Friday, September 6, 2013
Encouraging office civility
Rudeness is ramping up. Employees may speak Spanish in front of English-speaking colleagues (this is an issue in this area of the country) and this is resented. That is only one example.
Ninety-six percent of workers have experienced incivility, according to a study by Georgetown and the Thunderbird School of Global Management, which queried 3,000 workers.
A quarter were treated rudely at least once a week. Other studies said more like 50%.
At the good old NSA, one analyst created a civil tree--the names of workers who were "kind."
People there who do good deeds get civility stars.
The DISH NETWORK has summer concerts for workers and their families.
Southwest Airlines--get this!--has a whole dept of people devoted to sending notes to people with sick family members, or who have a baby. They also send birthday cards.
Now there's a job--official birthday card sender.
Cisco Systems estimated in 2007 that rudeness cost the company $8.3 million in lost motivation and work time.
A hospital in Louisiana (Ochsner) has a 10/5 rule--eye contact with anyone within 10 feet, a greeting to anyone closer than 5 feet.
Doctors and nurses have to run to a safe room to "vent."
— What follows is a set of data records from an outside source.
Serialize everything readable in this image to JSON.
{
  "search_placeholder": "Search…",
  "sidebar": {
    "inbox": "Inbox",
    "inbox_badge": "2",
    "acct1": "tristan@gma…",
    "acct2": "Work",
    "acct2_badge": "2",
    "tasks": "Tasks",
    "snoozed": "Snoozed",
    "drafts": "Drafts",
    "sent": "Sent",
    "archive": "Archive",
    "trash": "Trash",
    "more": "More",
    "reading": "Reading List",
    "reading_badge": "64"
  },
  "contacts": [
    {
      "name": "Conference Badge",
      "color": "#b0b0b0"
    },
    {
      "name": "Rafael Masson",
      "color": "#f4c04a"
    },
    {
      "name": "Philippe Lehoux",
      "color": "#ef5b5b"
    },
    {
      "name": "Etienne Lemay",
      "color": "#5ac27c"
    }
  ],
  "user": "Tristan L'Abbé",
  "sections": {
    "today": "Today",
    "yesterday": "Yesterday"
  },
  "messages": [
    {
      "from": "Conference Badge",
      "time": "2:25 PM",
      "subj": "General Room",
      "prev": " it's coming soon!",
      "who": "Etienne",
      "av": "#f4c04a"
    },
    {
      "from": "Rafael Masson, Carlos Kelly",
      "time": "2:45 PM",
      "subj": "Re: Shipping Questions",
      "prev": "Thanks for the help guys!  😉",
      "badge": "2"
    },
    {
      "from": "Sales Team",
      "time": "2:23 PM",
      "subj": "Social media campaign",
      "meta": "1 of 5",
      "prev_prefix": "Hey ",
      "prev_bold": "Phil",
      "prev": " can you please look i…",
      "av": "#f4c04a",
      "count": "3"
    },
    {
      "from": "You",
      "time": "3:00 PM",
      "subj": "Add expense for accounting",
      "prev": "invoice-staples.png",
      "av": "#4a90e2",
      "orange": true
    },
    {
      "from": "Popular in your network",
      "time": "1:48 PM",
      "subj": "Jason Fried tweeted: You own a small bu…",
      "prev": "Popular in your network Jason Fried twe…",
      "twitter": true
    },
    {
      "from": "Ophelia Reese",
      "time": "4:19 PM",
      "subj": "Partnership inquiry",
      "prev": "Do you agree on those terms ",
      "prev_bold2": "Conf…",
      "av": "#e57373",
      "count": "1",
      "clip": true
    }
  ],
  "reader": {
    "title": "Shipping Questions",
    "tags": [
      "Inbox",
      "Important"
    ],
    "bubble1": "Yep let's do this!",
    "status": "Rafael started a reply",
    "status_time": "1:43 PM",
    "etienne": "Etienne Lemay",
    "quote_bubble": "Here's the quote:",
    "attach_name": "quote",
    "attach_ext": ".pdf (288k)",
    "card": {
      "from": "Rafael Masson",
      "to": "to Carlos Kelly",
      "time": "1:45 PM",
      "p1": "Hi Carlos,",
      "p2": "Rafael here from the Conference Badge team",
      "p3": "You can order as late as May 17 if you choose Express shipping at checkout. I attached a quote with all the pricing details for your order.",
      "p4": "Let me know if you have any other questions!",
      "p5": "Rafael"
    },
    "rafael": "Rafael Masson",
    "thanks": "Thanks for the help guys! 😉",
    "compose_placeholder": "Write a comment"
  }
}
I guess these places are trying. It seems a little forced to me. But hey--fake it till you make it.
Was it rude to say "forced"?